‘We can see the mussels because they’re on the shoreline, but to a large extent, oceans are out of sight, out of mind, so we’re likely to learn the magnitude of what’s happening only much later.’
Canada received the brunt of the heatwave, with temperatures soaring to 121 degrees Fahrenheit in some regions and killing more than700 people in British Columbia.
The heat dome stretched down to the US with Washington and Oregon also experiencing record temperatures while California is suffering from forest fires.
The ‘once in 10,000 years’ event is being caused by a heat dome, which means the warmth extends high into the atmosphere and impacts pressure and wind patterns.
Rescue horse Dakota gulped down water from a hose held by volunteer Alana at Coachella Valley Horse Rescue amid a heat wave plaguing the area on Sunday
Coachella Valley Horse Rescue Director Annette Garcia comforted rescue horse Smokey after strapping ice packs to his legs to help keep him cool. Smokey has failed to properly shed his winter coat due to Cushing’s disease and is particularly susceptible to heat
Moment a FIRENADO rages through California wildfire
The US Forest Service shared a video of a fire tornado ripping through a northern California wildfire site.
Officials shared a clip of the the fire tornado, or fire whirl, raging through the Tennant Fire in Siskiyou County on Friday.
It quickly went viral after being shared by the National Weather Service, which said that the weather phenomenon’s rotation was so intense that it was detected by radar.
A fire whirl is defined by US forest service officials as a ‘spinning vortex column of ascending hot air and gases rising from a fire and carrying aloft smoke, debris and flame.’
The Tennant Fire burned 10,580 acres since it started on June 28 and is 91 percent contained, the US forest service said on Friday.
The fire tornado tears through the Tennant wildfire in Northern California. A clip of the rare weather phenomenon was shared by the National Weather Service on Friday, as California was warned to brace itself for a 117F heatwave

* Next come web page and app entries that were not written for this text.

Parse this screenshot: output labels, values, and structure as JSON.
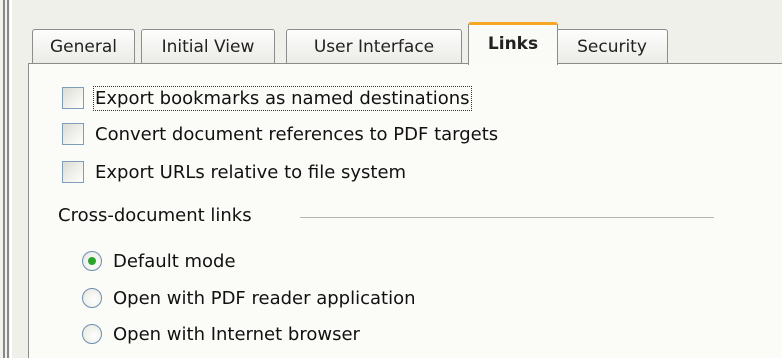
{
  "tabs": [
    {
      "label": "General",
      "active": false
    },
    {
      "label": "Initial View",
      "active": false
    },
    {
      "label": "User Interface",
      "active": false
    },
    {
      "label": "Links",
      "active": true
    },
    {
      "label": "Security",
      "active": false
    }
  ],
  "options": [
    {
      "label": "Export bookmarks as named destinations",
      "checked": false,
      "focused": true
    },
    {
      "label": "Convert document references to PDF targets",
      "checked": false
    },
    {
      "label": "Export URLs relative to file system",
      "checked": false
    }
  ],
  "cross_document_links": {
    "title": "Cross-document links",
    "choices": [
      {
        "label": "Default mode",
        "selected": true
      },
      {
        "label": "Open with PDF reader application",
        "selected": false
      },
      {
        "label": "Open with Internet browser",
        "selected": false
      }
    ]
  },
  "colors": {
    "active_tab_accent": "#f5a623",
    "radio_dot": "#2aa52a"
  }
}
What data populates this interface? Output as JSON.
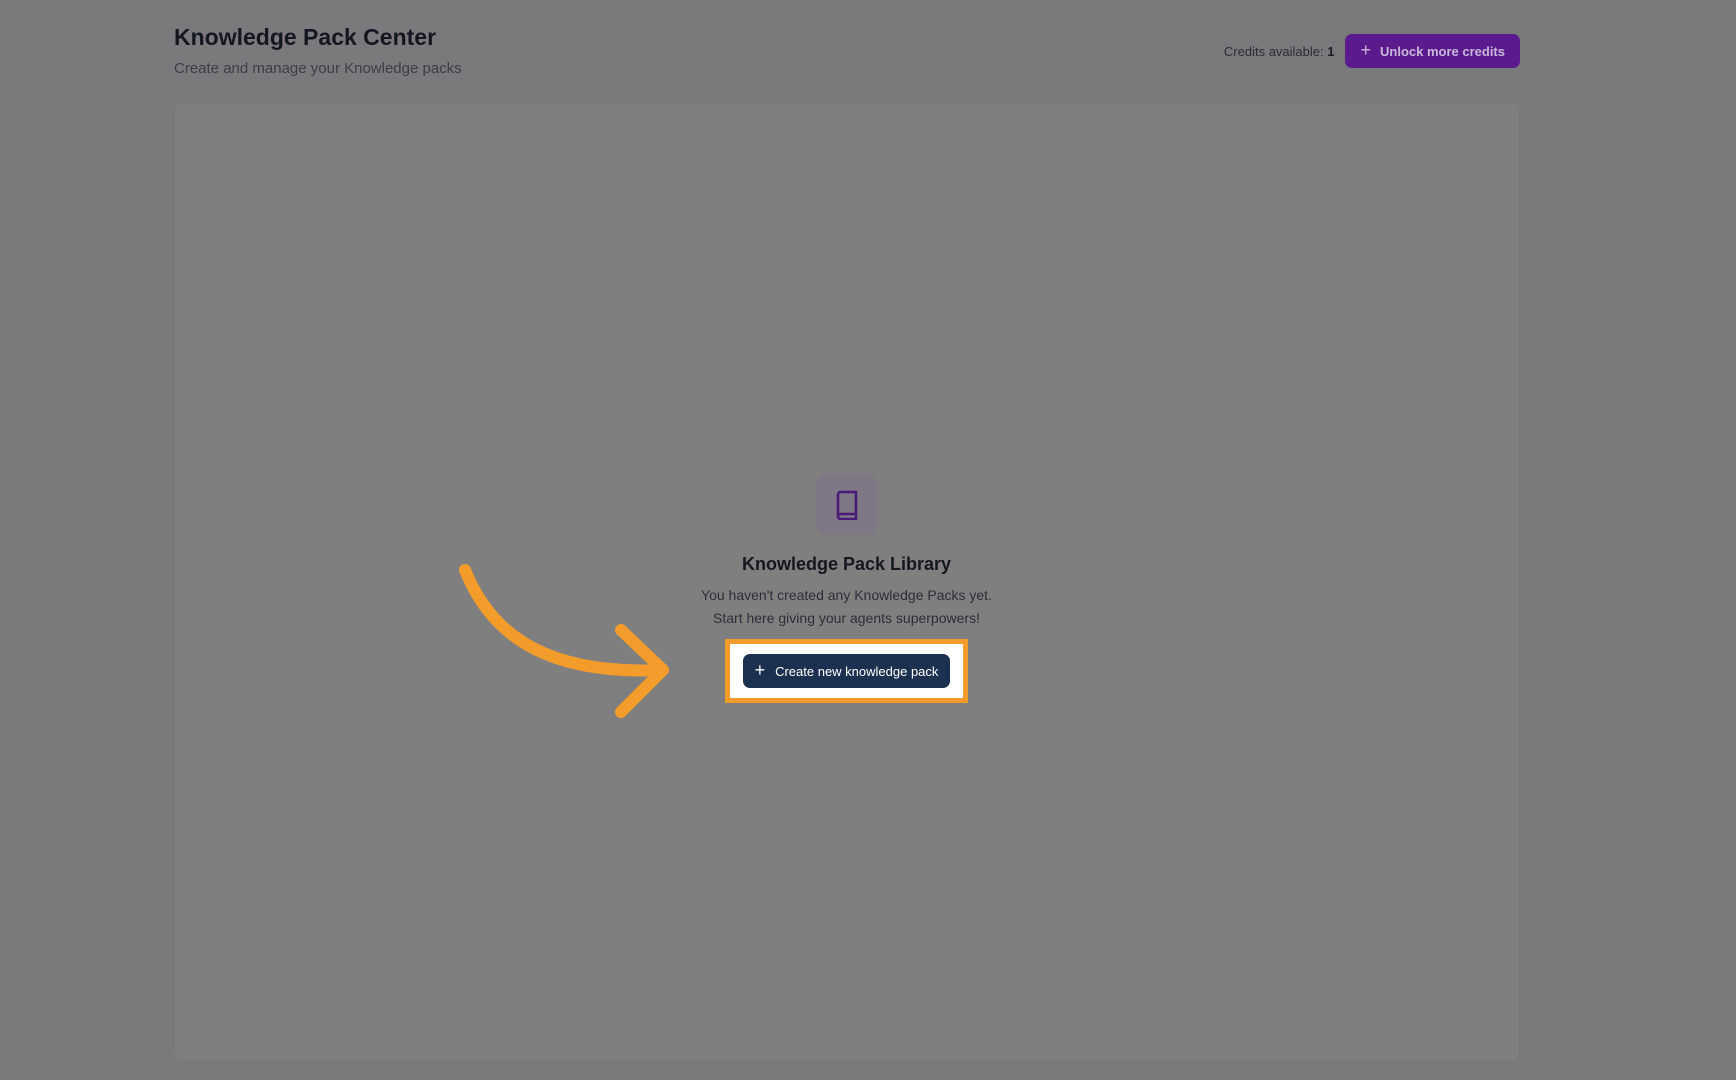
{
  "header": {
    "title": "Knowledge Pack Center",
    "subtitle": "Create and manage your Knowledge packs",
    "credits_label": "Credits available:",
    "credits_value": "1",
    "unlock_label": "Unlock more credits"
  },
  "empty_state": {
    "icon": "book-icon",
    "title": "Knowledge Pack Library",
    "line1": "You haven't created any Knowledge Packs yet.",
    "line2": "Start here giving your agents superpowers!",
    "create_label": "Create new knowledge pack"
  },
  "colors": {
    "accent_purple": "#5b1b8e",
    "create_button": "#1c3150",
    "highlight_orange": "#f39c2c"
  },
  "annotation": {
    "arrow_icon": "curved-arrow-icon"
  }
}
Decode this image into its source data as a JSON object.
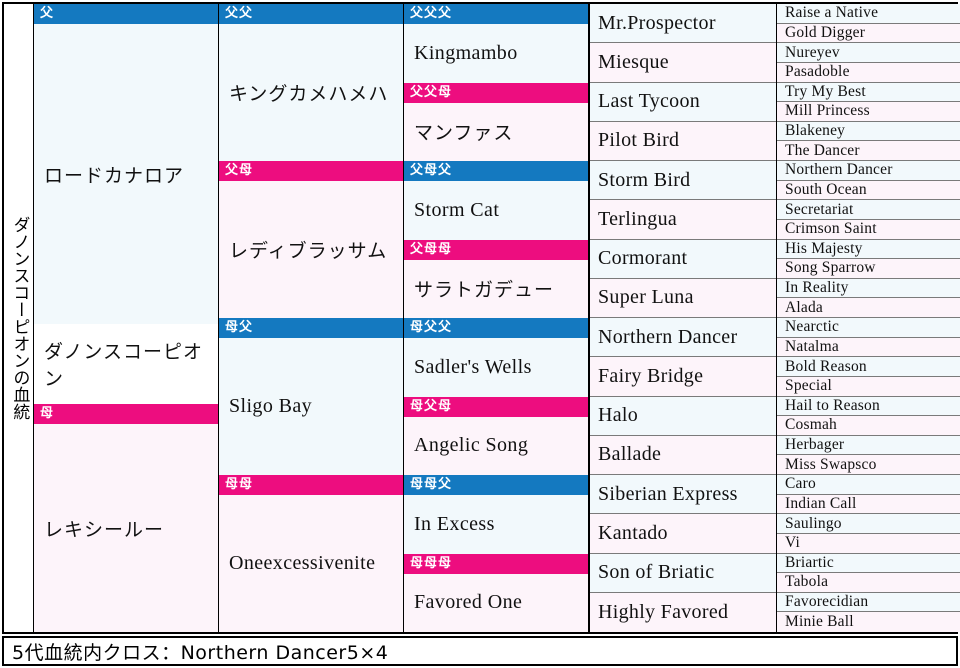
{
  "title_vertical": "ダノンスコーピオンの血統",
  "footer": {
    "text": "5代血統内クロス：Northern Dancer5×4"
  },
  "labels": {
    "sire": "父",
    "dam": "母",
    "sire_sire": "父父",
    "sire_dam": "父母",
    "dam_sire": "母父",
    "dam_dam": "母母",
    "sire_sire_sire": "父父父",
    "sire_sire_dam": "父父母",
    "sire_dam_sire": "父母父",
    "sire_dam_dam": "父母母",
    "dam_sire_sire": "母父父",
    "dam_sire_dam": "母父母",
    "dam_dam_sire": "母母父",
    "dam_dam_dam": "母母母"
  },
  "gen1": [
    {
      "tag": "父",
      "tag_type": "m",
      "name": "ロードカナロア",
      "lang": "jp",
      "bg": "bgm"
    },
    {
      "tag": "",
      "tag_type": "none",
      "name": "ダノンスコーピオン",
      "lang": "jp",
      "bg": "bgw"
    },
    {
      "tag": "母",
      "tag_type": "f",
      "name": "レキシールー",
      "lang": "jp",
      "bg": "bgf"
    }
  ],
  "gen2": [
    {
      "tag": "父父",
      "tag_type": "m",
      "name": "キングカメハメハ",
      "lang": "jp",
      "bg": "bgm"
    },
    {
      "tag": "父母",
      "tag_type": "f",
      "name": "レディブラッサム",
      "lang": "jp",
      "bg": "bgf"
    },
    {
      "tag": "母父",
      "tag_type": "m",
      "name": "Sligo Bay",
      "lang": "en",
      "bg": "bgm"
    },
    {
      "tag": "母母",
      "tag_type": "f",
      "name": "Oneexcessivenite",
      "lang": "en",
      "bg": "bgf"
    }
  ],
  "gen3": [
    {
      "tag": "父父父",
      "tag_type": "m",
      "name": "Kingmambo",
      "lang": "en",
      "bg": "bgm"
    },
    {
      "tag": "父父母",
      "tag_type": "f",
      "name": "マンファス",
      "lang": "jp",
      "bg": "bgf"
    },
    {
      "tag": "父母父",
      "tag_type": "m",
      "name": "Storm Cat",
      "lang": "en",
      "bg": "bgm"
    },
    {
      "tag": "父母母",
      "tag_type": "f",
      "name": "サラトガデュー",
      "lang": "jp",
      "bg": "bgf"
    },
    {
      "tag": "母父父",
      "tag_type": "m",
      "name": "Sadler's Wells",
      "lang": "en",
      "bg": "bgm"
    },
    {
      "tag": "母父母",
      "tag_type": "f",
      "name": "Angelic Song",
      "lang": "en",
      "bg": "bgf"
    },
    {
      "tag": "母母父",
      "tag_type": "m",
      "name": "In Excess",
      "lang": "en",
      "bg": "bgm"
    },
    {
      "tag": "母母母",
      "tag_type": "f",
      "name": "Favored One",
      "lang": "en",
      "bg": "bgf"
    }
  ],
  "gen4": [
    {
      "name": "Mr.Prospector",
      "bg": "bgm"
    },
    {
      "name": "Miesque",
      "bg": "bgf"
    },
    {
      "name": "Last Tycoon",
      "bg": "bgm"
    },
    {
      "name": "Pilot Bird",
      "bg": "bgf"
    },
    {
      "name": "Storm Bird",
      "bg": "bgm"
    },
    {
      "name": "Terlingua",
      "bg": "bgf"
    },
    {
      "name": "Cormorant",
      "bg": "bgm"
    },
    {
      "name": "Super Luna",
      "bg": "bgf"
    },
    {
      "name": "Northern Dancer",
      "bg": "bgm"
    },
    {
      "name": "Fairy Bridge",
      "bg": "bgf"
    },
    {
      "name": "Halo",
      "bg": "bgm"
    },
    {
      "name": "Ballade",
      "bg": "bgf"
    },
    {
      "name": "Siberian Express",
      "bg": "bgm"
    },
    {
      "name": "Kantado",
      "bg": "bgf"
    },
    {
      "name": "Son of Briatic",
      "bg": "bgm"
    },
    {
      "name": "Highly Favored",
      "bg": "bgf"
    }
  ],
  "gen5": [
    {
      "name": "Raise a Native",
      "bg": "bgm"
    },
    {
      "name": "Gold Digger",
      "bg": "bgf"
    },
    {
      "name": "Nureyev",
      "bg": "bgm"
    },
    {
      "name": "Pasadoble",
      "bg": "bgf"
    },
    {
      "name": "Try My Best",
      "bg": "bgm"
    },
    {
      "name": "Mill Princess",
      "bg": "bgf"
    },
    {
      "name": "Blakeney",
      "bg": "bgm"
    },
    {
      "name": "The Dancer",
      "bg": "bgf"
    },
    {
      "name": "Northern Dancer",
      "bg": "bgm"
    },
    {
      "name": "South Ocean",
      "bg": "bgf"
    },
    {
      "name": "Secretariat",
      "bg": "bgm"
    },
    {
      "name": "Crimson Saint",
      "bg": "bgf"
    },
    {
      "name": "His Majesty",
      "bg": "bgm"
    },
    {
      "name": "Song Sparrow",
      "bg": "bgf"
    },
    {
      "name": "In Reality",
      "bg": "bgm"
    },
    {
      "name": "Alada",
      "bg": "bgf"
    },
    {
      "name": "Nearctic",
      "bg": "bgm"
    },
    {
      "name": "Natalma",
      "bg": "bgf"
    },
    {
      "name": "Bold Reason",
      "bg": "bgm"
    },
    {
      "name": "Special",
      "bg": "bgf"
    },
    {
      "name": "Hail to Reason",
      "bg": "bgm"
    },
    {
      "name": "Cosmah",
      "bg": "bgf"
    },
    {
      "name": "Herbager",
      "bg": "bgm"
    },
    {
      "name": "Miss Swapsco",
      "bg": "bgf"
    },
    {
      "name": "Caro",
      "bg": "bgm"
    },
    {
      "name": "Indian Call",
      "bg": "bgf"
    },
    {
      "name": "Saulingo",
      "bg": "bgm"
    },
    {
      "name": "Vi",
      "bg": "bgf"
    },
    {
      "name": "Briartic",
      "bg": "bgm"
    },
    {
      "name": "Tabola",
      "bg": "bgf"
    },
    {
      "name": "Favorecidian",
      "bg": "bgm"
    },
    {
      "name": "Minie Ball",
      "bg": "bgf"
    }
  ],
  "colors": {
    "sire_bar": "#1479c0",
    "dam_bar": "#ed0d7f",
    "sire_cell": "#f2f9fc",
    "dam_cell": "#fdf4fa",
    "border": "#000000"
  }
}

The fire tornado, or fire whirl, is defined by US forest service officials as a ‘spinning vortex column of ascending hot air and gases rising from a fire and carrying aloft smoke, debris and flame’